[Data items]
-- Opening Marker --

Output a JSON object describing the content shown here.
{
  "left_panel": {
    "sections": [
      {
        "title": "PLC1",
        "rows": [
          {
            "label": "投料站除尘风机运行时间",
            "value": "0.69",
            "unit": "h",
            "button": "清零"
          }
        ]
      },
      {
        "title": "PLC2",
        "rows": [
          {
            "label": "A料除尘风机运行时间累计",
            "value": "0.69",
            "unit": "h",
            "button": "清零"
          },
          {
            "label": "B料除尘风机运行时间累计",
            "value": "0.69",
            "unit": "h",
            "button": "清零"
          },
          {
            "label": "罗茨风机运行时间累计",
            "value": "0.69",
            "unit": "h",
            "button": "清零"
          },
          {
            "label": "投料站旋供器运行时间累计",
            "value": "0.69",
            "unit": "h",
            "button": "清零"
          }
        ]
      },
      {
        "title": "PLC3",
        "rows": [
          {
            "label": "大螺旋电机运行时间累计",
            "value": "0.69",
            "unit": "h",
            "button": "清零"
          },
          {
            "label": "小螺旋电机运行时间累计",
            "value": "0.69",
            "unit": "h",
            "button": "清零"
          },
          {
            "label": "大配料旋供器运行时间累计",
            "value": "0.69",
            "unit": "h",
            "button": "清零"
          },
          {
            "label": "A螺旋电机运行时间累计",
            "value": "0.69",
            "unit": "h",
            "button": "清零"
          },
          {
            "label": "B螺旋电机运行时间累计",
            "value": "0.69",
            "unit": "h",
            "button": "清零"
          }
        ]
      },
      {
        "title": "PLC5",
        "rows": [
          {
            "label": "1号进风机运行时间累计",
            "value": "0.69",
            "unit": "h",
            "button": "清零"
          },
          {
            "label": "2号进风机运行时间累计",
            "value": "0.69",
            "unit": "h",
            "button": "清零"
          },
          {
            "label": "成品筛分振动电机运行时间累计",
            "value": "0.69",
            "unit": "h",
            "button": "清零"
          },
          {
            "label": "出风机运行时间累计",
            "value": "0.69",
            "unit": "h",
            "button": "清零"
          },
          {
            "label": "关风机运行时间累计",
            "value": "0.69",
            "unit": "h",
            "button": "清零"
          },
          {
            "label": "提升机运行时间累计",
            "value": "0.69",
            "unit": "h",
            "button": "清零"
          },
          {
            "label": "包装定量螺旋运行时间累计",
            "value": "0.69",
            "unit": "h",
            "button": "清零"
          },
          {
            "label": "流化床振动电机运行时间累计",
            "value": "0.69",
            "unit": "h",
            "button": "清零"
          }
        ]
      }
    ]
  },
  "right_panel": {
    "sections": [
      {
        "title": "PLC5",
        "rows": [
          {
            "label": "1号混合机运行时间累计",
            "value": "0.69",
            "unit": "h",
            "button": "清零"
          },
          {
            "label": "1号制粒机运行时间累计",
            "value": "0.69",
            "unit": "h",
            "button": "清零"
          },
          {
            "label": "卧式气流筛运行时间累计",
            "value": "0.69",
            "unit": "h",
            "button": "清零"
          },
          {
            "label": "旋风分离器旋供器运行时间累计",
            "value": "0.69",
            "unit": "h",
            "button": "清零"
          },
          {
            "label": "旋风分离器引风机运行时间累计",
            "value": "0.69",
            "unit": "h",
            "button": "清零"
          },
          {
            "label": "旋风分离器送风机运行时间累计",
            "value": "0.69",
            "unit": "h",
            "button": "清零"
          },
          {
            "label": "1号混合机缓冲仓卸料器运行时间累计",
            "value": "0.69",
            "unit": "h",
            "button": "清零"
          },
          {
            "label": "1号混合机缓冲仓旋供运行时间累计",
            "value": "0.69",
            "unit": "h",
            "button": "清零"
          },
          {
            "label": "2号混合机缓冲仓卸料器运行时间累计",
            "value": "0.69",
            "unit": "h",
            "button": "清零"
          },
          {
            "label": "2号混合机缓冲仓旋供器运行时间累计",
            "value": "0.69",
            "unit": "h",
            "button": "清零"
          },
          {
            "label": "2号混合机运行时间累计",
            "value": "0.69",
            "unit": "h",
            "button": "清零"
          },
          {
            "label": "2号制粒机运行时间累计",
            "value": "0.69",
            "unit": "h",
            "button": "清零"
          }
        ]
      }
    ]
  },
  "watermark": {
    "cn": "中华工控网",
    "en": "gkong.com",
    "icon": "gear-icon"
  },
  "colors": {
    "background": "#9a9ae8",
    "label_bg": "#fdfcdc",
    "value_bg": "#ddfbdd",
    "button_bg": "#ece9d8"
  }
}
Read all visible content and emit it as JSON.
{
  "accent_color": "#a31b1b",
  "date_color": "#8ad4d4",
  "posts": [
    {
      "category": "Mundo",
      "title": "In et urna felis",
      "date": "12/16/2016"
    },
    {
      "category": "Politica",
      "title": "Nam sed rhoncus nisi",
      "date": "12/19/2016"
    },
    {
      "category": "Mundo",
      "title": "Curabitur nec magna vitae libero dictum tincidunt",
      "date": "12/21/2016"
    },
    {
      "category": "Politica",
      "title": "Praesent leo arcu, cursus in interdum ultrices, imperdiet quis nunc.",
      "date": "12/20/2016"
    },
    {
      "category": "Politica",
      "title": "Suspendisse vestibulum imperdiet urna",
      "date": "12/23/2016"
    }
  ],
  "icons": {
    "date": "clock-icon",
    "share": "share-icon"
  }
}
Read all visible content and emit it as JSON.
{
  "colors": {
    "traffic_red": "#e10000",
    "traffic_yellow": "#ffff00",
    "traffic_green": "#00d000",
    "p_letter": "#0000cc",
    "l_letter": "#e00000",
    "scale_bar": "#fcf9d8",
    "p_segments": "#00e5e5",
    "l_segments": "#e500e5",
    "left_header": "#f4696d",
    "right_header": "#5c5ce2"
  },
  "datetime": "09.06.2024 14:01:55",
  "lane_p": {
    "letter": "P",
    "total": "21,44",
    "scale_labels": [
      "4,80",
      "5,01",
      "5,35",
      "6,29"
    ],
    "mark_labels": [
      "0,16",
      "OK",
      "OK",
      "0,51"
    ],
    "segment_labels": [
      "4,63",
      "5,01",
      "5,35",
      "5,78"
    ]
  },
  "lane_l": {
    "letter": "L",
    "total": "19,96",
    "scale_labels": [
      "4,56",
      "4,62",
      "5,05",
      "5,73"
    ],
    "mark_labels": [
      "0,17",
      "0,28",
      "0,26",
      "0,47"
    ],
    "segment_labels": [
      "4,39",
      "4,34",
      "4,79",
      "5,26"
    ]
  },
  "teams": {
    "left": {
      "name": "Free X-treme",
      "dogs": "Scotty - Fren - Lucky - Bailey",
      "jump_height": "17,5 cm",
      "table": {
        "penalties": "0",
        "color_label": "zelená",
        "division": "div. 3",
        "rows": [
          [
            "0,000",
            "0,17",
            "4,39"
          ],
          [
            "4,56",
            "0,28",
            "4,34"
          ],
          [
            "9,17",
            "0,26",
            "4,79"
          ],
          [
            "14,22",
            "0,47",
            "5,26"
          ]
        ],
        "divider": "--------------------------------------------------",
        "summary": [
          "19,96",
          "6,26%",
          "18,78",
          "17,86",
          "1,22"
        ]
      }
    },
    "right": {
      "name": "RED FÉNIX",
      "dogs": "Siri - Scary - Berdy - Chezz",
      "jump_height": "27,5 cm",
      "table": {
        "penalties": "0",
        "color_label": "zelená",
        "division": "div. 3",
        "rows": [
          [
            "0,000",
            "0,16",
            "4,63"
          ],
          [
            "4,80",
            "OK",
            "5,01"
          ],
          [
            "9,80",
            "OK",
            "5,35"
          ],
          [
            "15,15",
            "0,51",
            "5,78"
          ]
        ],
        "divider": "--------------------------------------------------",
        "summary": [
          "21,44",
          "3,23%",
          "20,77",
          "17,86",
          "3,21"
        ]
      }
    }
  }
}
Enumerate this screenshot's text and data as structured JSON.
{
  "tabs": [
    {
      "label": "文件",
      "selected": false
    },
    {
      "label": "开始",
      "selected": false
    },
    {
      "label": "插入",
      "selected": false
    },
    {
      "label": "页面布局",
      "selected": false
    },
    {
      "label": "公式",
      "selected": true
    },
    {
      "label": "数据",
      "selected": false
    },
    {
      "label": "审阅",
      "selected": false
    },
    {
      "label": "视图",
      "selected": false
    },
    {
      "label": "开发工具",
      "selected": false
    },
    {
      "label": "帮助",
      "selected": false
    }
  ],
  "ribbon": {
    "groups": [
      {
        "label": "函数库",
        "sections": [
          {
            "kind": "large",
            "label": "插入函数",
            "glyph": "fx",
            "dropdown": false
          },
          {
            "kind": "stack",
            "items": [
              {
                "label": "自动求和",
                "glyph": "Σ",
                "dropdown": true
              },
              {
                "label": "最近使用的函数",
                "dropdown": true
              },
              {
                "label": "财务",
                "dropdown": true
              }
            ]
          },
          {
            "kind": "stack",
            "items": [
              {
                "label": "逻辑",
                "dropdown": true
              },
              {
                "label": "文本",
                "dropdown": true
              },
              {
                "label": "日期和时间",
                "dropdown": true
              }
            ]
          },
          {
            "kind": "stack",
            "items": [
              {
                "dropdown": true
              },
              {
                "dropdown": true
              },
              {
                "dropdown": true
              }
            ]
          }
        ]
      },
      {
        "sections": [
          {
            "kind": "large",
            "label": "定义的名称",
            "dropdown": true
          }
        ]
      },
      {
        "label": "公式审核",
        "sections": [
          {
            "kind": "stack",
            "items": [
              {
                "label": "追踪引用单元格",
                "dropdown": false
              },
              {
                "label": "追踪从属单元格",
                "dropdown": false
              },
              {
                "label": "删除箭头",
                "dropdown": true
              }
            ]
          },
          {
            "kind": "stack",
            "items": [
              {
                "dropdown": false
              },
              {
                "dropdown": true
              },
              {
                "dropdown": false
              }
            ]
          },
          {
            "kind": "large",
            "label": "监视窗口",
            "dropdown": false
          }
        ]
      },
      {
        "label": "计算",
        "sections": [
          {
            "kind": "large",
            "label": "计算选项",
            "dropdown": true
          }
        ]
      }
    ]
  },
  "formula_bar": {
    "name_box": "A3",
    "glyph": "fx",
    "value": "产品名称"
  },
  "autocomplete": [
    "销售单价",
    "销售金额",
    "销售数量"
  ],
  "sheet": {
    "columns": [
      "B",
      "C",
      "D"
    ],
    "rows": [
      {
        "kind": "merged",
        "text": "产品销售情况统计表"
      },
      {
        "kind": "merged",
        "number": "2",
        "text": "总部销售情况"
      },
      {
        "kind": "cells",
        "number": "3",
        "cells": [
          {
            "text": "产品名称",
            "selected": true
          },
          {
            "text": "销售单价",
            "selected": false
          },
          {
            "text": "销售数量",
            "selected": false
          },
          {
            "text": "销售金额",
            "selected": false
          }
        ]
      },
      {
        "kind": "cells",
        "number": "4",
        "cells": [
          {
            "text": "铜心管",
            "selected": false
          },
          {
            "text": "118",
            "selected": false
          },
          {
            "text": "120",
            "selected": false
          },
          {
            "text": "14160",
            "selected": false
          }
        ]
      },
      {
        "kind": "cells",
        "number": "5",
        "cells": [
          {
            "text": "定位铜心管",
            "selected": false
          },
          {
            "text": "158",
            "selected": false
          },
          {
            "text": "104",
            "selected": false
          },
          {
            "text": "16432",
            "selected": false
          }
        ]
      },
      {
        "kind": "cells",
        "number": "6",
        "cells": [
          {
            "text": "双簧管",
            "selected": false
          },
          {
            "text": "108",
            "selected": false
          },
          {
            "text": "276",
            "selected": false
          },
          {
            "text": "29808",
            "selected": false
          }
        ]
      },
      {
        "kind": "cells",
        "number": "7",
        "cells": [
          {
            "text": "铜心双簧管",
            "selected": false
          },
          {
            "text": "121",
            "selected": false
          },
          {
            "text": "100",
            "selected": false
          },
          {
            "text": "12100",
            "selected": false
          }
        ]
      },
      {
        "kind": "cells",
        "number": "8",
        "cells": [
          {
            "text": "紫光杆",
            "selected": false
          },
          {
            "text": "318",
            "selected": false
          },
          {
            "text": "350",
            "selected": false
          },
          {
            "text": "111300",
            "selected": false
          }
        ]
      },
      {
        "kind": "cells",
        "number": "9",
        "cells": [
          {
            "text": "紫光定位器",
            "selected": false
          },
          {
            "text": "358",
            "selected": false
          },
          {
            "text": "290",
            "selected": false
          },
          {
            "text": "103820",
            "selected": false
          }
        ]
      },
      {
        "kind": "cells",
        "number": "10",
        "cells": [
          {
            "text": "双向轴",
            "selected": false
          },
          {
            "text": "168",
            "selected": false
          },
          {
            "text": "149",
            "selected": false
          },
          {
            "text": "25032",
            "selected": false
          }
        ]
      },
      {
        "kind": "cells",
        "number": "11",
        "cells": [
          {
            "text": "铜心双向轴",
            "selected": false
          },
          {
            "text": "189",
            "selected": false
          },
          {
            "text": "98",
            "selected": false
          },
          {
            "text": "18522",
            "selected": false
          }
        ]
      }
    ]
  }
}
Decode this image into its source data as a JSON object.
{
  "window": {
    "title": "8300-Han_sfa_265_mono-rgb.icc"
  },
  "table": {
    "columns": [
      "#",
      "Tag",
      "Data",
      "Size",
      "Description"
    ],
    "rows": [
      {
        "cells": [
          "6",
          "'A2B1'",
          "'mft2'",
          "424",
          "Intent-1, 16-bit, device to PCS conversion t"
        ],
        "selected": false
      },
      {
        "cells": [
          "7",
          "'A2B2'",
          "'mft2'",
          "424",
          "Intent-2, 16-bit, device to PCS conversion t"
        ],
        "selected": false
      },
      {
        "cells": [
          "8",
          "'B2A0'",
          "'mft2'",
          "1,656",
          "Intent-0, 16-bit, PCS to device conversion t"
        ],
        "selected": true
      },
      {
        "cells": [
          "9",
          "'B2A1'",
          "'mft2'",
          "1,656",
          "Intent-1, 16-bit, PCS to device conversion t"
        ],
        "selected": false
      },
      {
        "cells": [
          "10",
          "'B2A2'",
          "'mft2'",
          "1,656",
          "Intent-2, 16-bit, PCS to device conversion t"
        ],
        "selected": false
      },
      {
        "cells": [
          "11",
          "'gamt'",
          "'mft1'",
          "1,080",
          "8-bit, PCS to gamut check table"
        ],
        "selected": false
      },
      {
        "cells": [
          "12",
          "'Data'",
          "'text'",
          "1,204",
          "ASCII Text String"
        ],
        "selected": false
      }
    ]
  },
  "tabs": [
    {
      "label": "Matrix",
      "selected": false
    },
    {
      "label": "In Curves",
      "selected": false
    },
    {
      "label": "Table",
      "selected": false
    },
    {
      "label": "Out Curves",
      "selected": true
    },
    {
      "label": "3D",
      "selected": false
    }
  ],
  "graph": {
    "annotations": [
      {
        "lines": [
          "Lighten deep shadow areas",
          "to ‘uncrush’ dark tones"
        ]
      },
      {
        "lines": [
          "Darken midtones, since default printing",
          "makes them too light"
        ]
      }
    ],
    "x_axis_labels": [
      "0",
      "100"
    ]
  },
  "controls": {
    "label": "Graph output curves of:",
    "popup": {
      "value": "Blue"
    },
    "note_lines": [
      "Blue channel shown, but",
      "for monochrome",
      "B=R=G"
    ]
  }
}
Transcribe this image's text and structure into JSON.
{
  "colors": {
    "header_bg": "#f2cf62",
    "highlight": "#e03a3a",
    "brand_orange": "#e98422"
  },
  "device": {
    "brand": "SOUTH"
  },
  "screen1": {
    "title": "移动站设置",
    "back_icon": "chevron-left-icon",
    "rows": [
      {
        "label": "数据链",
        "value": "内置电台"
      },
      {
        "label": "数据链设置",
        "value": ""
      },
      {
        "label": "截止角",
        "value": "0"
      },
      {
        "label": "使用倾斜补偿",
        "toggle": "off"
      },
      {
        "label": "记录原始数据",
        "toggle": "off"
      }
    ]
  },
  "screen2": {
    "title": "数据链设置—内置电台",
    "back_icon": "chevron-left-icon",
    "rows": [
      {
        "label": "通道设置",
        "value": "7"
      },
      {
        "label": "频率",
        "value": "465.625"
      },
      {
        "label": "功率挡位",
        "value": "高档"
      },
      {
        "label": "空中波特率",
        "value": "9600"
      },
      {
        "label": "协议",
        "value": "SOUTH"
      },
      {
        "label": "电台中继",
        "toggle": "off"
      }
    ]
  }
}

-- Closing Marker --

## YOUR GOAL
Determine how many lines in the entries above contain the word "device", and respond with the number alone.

## EXERCISE ANSWER
6